* [TASK DATA]:

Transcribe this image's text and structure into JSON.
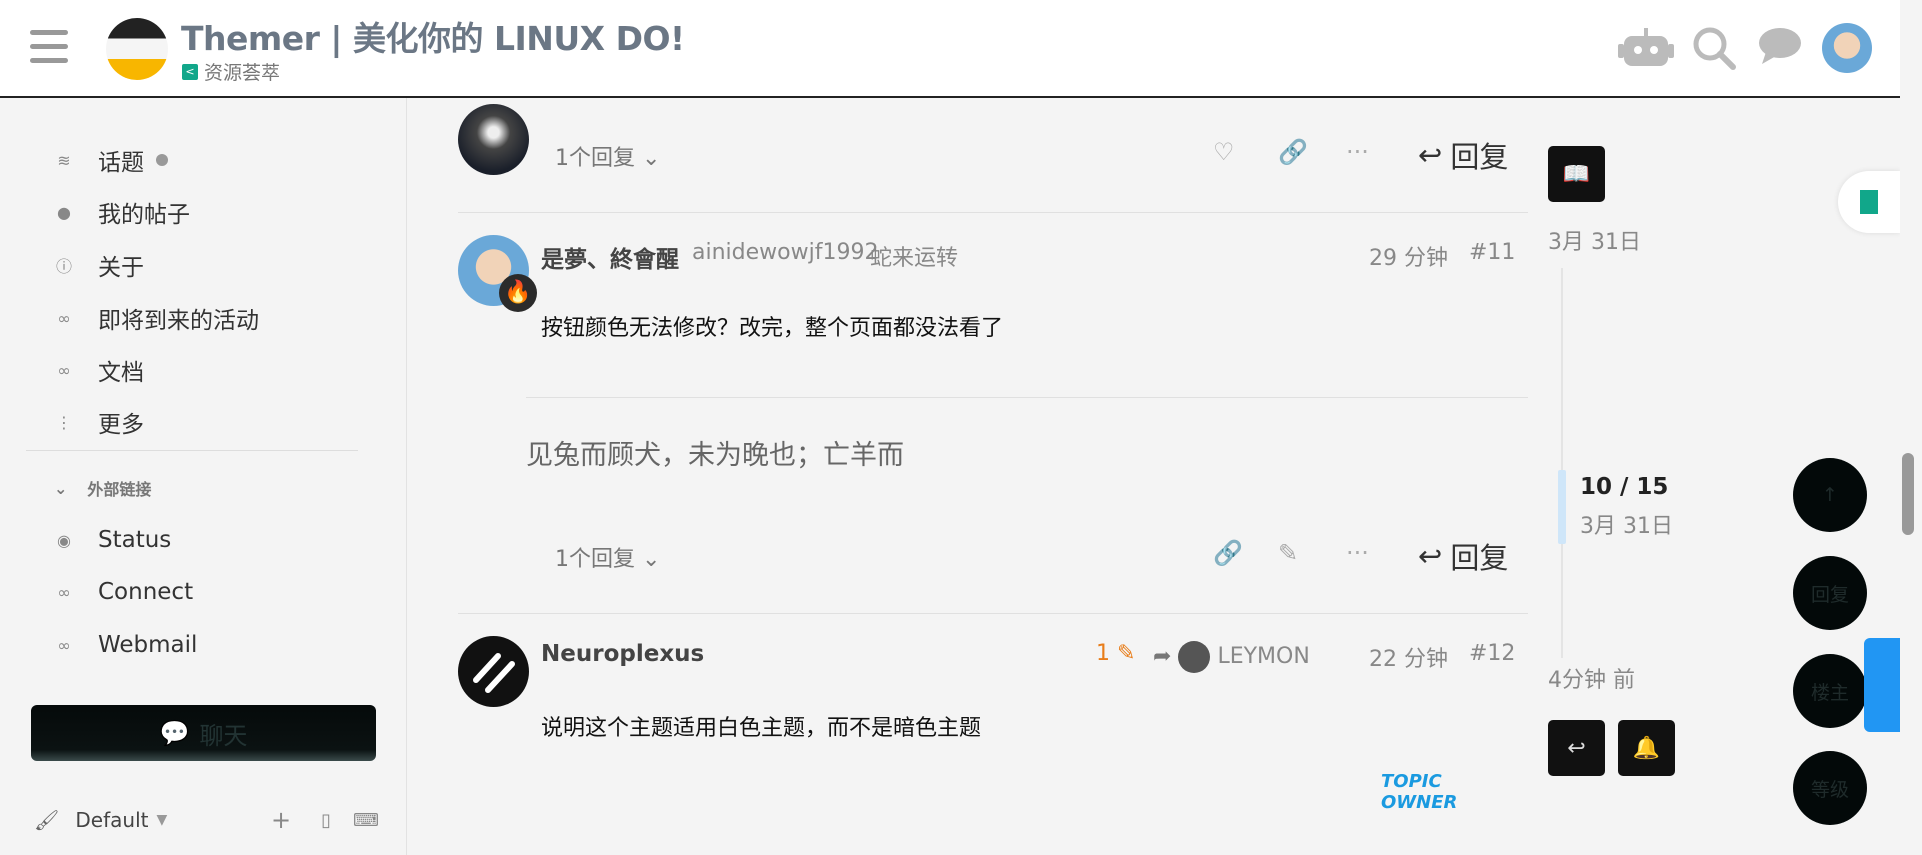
{
  "header": {
    "title": "Themer | 美化你的 LINUX DO!",
    "category": "资源荟萃",
    "icons": [
      "robot-icon",
      "search-icon",
      "chat-bubble-icon",
      "user-avatar"
    ]
  },
  "sidebar": {
    "items": [
      {
        "label": "话题",
        "icon": "layers-icon"
      },
      {
        "label": "我的帖子",
        "icon": "user-icon"
      },
      {
        "label": "关于",
        "icon": "info-icon"
      },
      {
        "label": "即将到来的活动",
        "icon": "link-icon"
      },
      {
        "label": "文档",
        "icon": "link-icon"
      },
      {
        "label": "更多",
        "icon": "more-vertical-icon"
      }
    ],
    "group_title": "外部链接",
    "external_links": [
      {
        "label": "Status",
        "icon": "eye-icon"
      },
      {
        "label": "Connect",
        "icon": "link-icon"
      },
      {
        "label": "Webmail",
        "icon": "link-icon"
      }
    ],
    "chat_label": "聊天",
    "theme_label": "Default"
  },
  "posts": {
    "top_actions": {
      "replies": "1个回复",
      "reply": "回复"
    },
    "post11": {
      "username": "是夢、終會醒",
      "handle": "ainidewowjf1992",
      "title": "蛇来运转",
      "time": "29 分钟",
      "number": "#11",
      "body": "按钮颜色无法修改？改完，整个页面都没法看了",
      "quote": "见兔而顾犬，未为晚也；亡羊而",
      "replies": "1个回复",
      "reply": "回复"
    },
    "post12": {
      "username": "Neuroplexus",
      "edits": "1",
      "reply_to": "LEYMON",
      "time": "22 分钟",
      "number": "#12",
      "body": "说明这个主题适用白色主题，而不是暗色主题",
      "badge": "TOPIC OWNER"
    }
  },
  "timeline": {
    "start_date": "3月 31日",
    "position": "10 / 15",
    "position_date": "3月 31日",
    "end_label": "4分钟 前"
  },
  "fabs": {
    "up": "↑",
    "reply": "回复",
    "owner": "楼主",
    "level": "等级"
  },
  "colors": {
    "accent": "#11a78a",
    "link_blue": "#1a9ae0",
    "edit_orange": "#e87d1a"
  }
}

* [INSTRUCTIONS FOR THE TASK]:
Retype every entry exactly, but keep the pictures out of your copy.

* [THE COMPLETED TASK]:
Transcribe this image's text and structure into JSON.
{
  "header": {
    "title": "Themer | 美化你的 LINUX DO!",
    "category": "资源荟萃",
    "icons": [
      "robot-icon",
      "search-icon",
      "chat-bubble-icon",
      "user-avatar"
    ]
  },
  "sidebar": {
    "items": [
      {
        "label": "话题",
        "icon": "layers-icon"
      },
      {
        "label": "我的帖子",
        "icon": "user-icon"
      },
      {
        "label": "关于",
        "icon": "info-icon"
      },
      {
        "label": "即将到来的活动",
        "icon": "link-icon"
      },
      {
        "label": "文档",
        "icon": "link-icon"
      },
      {
        "label": "更多",
        "icon": "more-vertical-icon"
      }
    ],
    "group_title": "外部链接",
    "external_links": [
      {
        "label": "Status",
        "icon": "eye-icon"
      },
      {
        "label": "Connect",
        "icon": "link-icon"
      },
      {
        "label": "Webmail",
        "icon": "link-icon"
      }
    ],
    "chat_label": "聊天",
    "theme_label": "Default"
  },
  "posts": {
    "top_actions": {
      "replies": "1个回复",
      "reply": "回复"
    },
    "post11": {
      "username": "是夢、終會醒",
      "handle": "ainidewowjf1992",
      "title": "蛇来运转",
      "time": "29 分钟",
      "number": "#11",
      "body": "按钮颜色无法修改？改完，整个页面都没法看了",
      "quote": "见兔而顾犬，未为晚也；亡羊而",
      "replies": "1个回复",
      "reply": "回复"
    },
    "post12": {
      "username": "Neuroplexus",
      "edits": "1",
      "reply_to": "LEYMON",
      "time": "22 分钟",
      "number": "#12",
      "body": "说明这个主题适用白色主题，而不是暗色主题",
      "badge": "TOPIC OWNER"
    }
  },
  "timeline": {
    "start_date": "3月 31日",
    "position": "10 / 15",
    "position_date": "3月 31日",
    "end_label": "4分钟 前"
  },
  "fabs": {
    "up": "↑",
    "reply": "回复",
    "owner": "楼主",
    "level": "等级"
  },
  "colors": {
    "accent": "#11a78a",
    "link_blue": "#1a9ae0",
    "edit_orange": "#e87d1a"
  }
}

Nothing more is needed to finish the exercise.